Vincent linked to this piece of drivel over at the Eugene Weekly blog, titled “One Big Way to Honor Ted Kennedy,” in his post below, but in case you were too lazy to click on it:
While the nation mourns the death of Sen. Ted Kennedy, there is a meaningful way to assure his legacy, and that would be for Congress to pass comprehensive health care legislation in his name.
Kennedy has been quoted many times over many years saying effective health care should be “a right, and not a privilege.” Let’s make it so.
Listen, everybody: I’m sorry, but health care is not a natural right. As much as you would like it to be, as much as you bleat and whine and posture, it’s not. Natural rights are moral, not material. They are rights that are immutable by time, place and circumstance. They are rights that exist, in the lofty conception of classical liberal thought, in the “soul.” In other words, they are things that you inherently possess, not things that you demand the government give you.

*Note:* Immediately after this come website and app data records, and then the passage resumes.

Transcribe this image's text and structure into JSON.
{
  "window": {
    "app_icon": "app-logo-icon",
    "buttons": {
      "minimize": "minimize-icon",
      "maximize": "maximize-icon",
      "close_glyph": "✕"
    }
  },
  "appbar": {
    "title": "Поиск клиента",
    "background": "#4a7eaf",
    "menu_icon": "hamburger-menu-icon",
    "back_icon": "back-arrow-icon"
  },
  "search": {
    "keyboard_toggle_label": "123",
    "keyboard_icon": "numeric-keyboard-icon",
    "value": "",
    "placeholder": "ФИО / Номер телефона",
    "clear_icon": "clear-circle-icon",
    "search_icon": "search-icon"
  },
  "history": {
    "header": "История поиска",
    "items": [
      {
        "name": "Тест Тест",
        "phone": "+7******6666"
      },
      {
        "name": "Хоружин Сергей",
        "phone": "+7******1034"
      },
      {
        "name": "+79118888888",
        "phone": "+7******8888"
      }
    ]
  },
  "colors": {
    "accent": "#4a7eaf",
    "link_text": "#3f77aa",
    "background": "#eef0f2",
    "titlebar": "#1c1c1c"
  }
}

To wit: If you were lost in the desert, the Founding Fathers would say you still possessed all of your natural rights – moral conscience, free speech, self-defense. Hell, you could even build a little shelter and claim it as your own. But you could shout yourself silly, and an ambulance wouldn’t magically appear to grant you free medical care.

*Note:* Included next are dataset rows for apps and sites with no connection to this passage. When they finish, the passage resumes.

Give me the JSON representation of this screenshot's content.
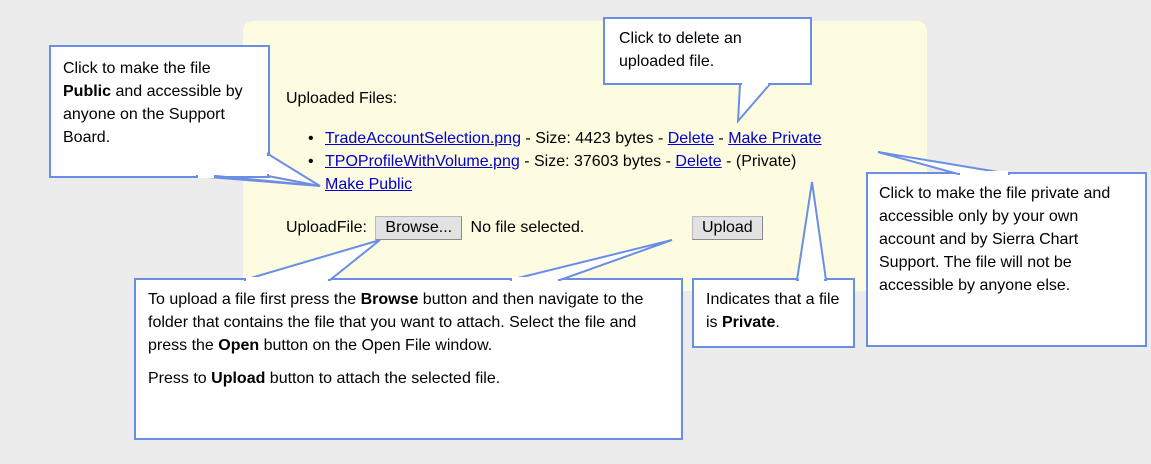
{
  "panel": {
    "uploaded_title": "Uploaded Files:",
    "files": [
      {
        "name": "TradeAccountSelection.png",
        "size_text": " - Size: 4423 bytes - ",
        "delete_label": "Delete",
        "sep": " - ",
        "visibility_link": "Make Private",
        "status": ""
      },
      {
        "name": "TPOProfileWithVolume.png",
        "size_text": " - Size: 37603 bytes - ",
        "delete_label": "Delete",
        "sep": " - ",
        "status": "(Private)",
        "visibility_link": "Make Public"
      }
    ],
    "upload_label": "UploadFile:",
    "browse_label": "Browse...",
    "no_file_text": "No file selected.",
    "upload_button": "Upload"
  },
  "callouts": {
    "make_public": {
      "line1": "Click to make the file",
      "bold": "Public",
      "line2": " and accessible by anyone on the Support Board."
    },
    "delete": {
      "text": "Click to delete an uploaded file."
    },
    "make_private": {
      "text": "Click to make the file private and accessible only by your own account and by Sierra Chart Support.  The file will not be accessible by anyone else."
    },
    "private_indicator": {
      "pre": "Indicates that a file is ",
      "bold": "Private",
      "post": "."
    },
    "upload_help": {
      "p1_pre": "To upload a file first press the ",
      "p1_bold1": "Browse",
      "p1_mid": " button and then navigate to the folder that contains the file that you want to attach.  Select the file and press the ",
      "p1_bold2": "Open",
      "p1_post": " button on the Open File window.",
      "p2_pre": "Press to ",
      "p2_bold": "Upload",
      "p2_post": " button to attach the selected file."
    }
  },
  "colors": {
    "panel_bg": "#fdfbe0",
    "callout_border": "#6a8ee6",
    "link": "#0000cc",
    "page_bg": "#ececec"
  }
}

So please, if you’re going to claim the government should provide everyone with health care, at least don’t try to frame it in some sort of neo-enlightenment nonsense. You just make yourself look stupid.